##### DATA SUPPLIED

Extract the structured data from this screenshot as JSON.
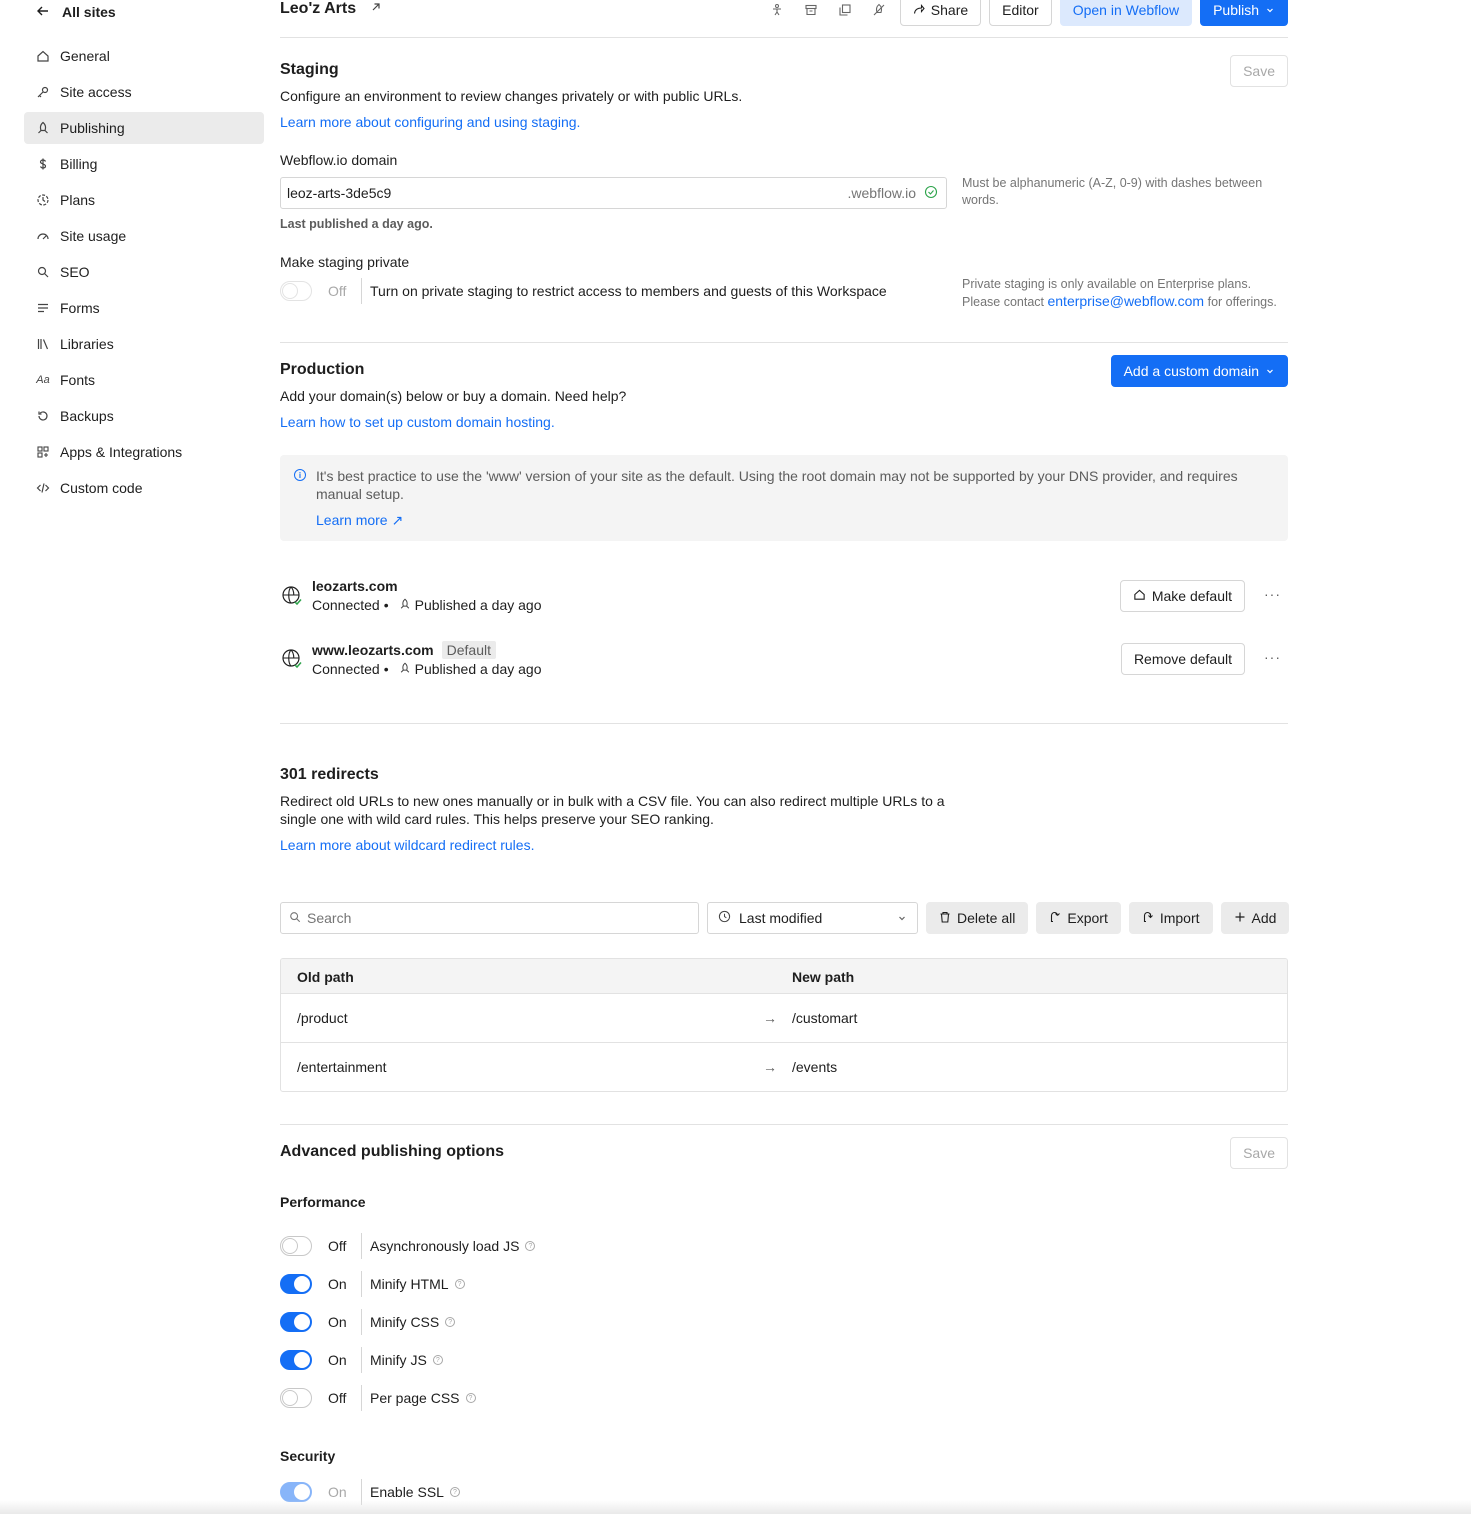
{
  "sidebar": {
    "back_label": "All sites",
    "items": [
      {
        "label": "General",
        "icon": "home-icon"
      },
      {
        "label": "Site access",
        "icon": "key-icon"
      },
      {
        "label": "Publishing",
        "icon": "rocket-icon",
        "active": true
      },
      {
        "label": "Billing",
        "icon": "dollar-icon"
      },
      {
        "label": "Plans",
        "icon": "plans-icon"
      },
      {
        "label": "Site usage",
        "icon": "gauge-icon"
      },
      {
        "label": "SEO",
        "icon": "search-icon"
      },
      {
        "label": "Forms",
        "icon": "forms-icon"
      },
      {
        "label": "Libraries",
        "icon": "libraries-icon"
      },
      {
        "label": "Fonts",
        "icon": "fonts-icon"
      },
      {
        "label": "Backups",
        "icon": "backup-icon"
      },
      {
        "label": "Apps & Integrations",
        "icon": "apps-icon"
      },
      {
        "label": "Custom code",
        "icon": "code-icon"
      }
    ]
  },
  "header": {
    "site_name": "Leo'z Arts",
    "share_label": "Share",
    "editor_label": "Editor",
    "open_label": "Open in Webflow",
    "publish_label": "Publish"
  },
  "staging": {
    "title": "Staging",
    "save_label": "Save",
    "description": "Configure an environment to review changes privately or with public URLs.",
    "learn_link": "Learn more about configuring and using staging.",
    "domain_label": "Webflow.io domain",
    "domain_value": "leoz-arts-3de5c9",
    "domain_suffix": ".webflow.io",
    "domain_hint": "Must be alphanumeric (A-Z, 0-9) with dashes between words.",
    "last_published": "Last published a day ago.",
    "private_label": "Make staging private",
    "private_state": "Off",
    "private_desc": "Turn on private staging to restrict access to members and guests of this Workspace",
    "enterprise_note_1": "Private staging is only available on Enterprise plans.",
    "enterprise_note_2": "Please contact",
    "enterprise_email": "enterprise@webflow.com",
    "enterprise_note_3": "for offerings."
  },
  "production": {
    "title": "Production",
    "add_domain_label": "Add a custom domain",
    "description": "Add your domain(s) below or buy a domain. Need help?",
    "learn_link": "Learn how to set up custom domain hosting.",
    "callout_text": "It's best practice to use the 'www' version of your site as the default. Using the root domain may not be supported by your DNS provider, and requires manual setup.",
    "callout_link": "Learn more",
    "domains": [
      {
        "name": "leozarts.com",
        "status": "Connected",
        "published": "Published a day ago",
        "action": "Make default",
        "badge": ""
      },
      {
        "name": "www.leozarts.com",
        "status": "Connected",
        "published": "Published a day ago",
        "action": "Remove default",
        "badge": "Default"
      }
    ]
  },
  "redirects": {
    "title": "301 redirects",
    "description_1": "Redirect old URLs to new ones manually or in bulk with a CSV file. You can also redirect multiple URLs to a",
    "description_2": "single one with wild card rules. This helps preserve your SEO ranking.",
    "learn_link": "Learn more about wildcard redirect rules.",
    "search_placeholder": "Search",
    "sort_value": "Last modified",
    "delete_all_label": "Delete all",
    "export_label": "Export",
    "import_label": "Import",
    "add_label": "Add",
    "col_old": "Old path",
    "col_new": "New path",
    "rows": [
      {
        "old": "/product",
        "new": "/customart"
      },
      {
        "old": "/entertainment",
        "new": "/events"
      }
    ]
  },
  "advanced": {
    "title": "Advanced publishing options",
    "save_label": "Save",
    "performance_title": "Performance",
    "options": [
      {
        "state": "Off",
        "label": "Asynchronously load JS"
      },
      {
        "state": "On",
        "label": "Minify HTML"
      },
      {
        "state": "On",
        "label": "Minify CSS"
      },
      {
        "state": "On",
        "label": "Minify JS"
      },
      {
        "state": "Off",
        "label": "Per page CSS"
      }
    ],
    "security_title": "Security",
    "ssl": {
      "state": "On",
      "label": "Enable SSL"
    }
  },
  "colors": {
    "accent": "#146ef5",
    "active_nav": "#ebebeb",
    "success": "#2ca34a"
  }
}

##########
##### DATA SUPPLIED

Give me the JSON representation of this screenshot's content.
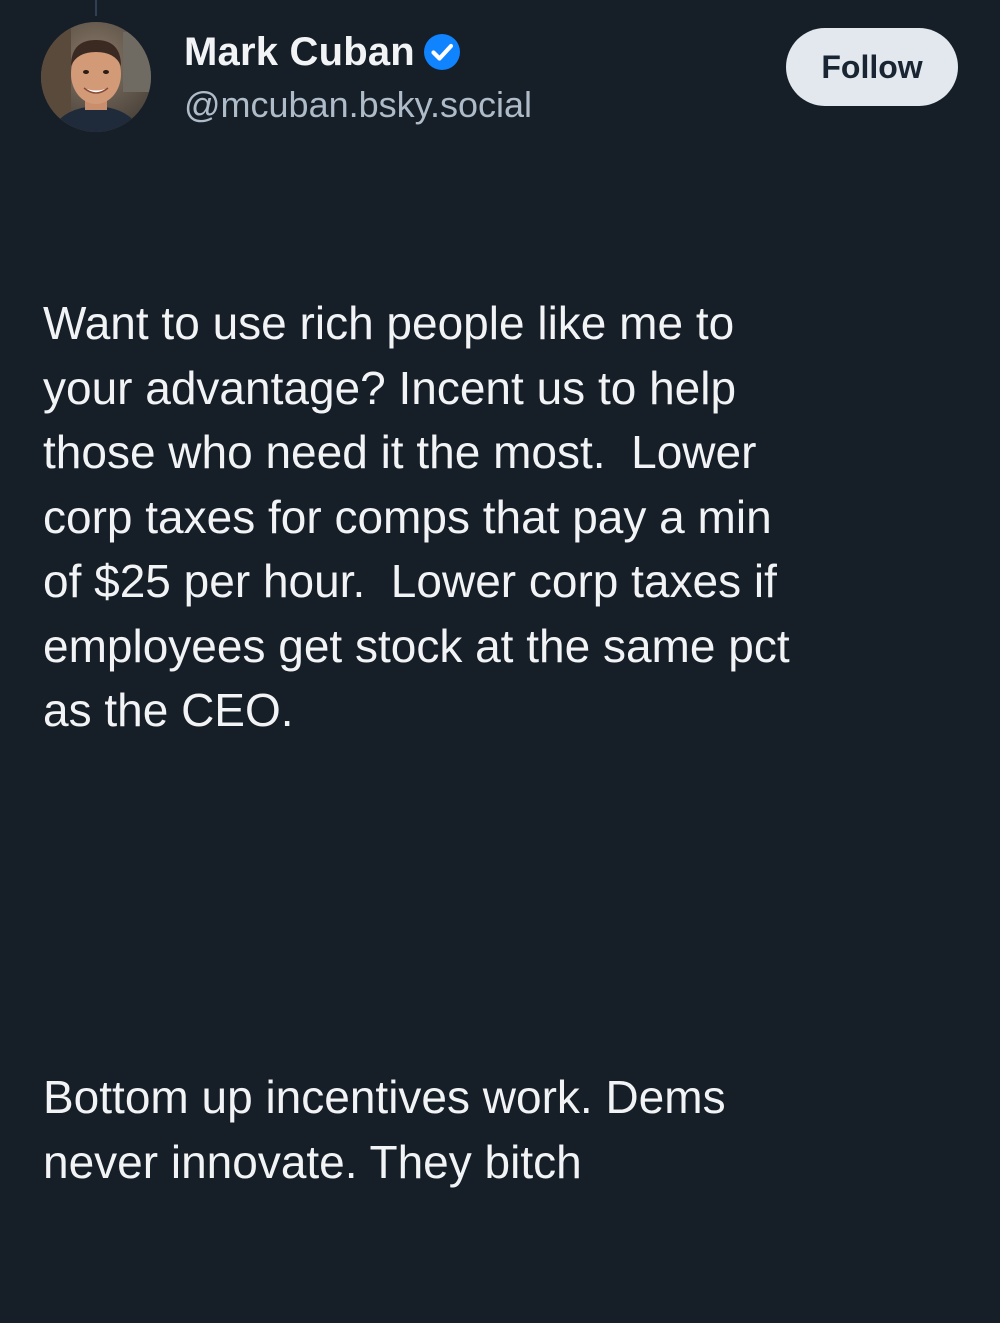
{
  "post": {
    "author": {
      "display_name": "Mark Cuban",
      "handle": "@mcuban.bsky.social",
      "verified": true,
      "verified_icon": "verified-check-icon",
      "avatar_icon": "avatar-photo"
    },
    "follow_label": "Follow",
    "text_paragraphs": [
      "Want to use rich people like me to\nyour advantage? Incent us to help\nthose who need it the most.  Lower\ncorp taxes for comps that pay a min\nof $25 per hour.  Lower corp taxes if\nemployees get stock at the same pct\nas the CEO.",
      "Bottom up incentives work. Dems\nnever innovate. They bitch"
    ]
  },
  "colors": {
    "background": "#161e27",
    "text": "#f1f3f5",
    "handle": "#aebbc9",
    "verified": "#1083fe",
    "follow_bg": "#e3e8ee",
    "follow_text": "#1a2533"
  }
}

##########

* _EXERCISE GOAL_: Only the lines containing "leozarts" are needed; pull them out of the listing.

* _ANSWER TO THIS PROBLEM_:
        "name": "leozarts.com",
        "name": "www.leozarts.com",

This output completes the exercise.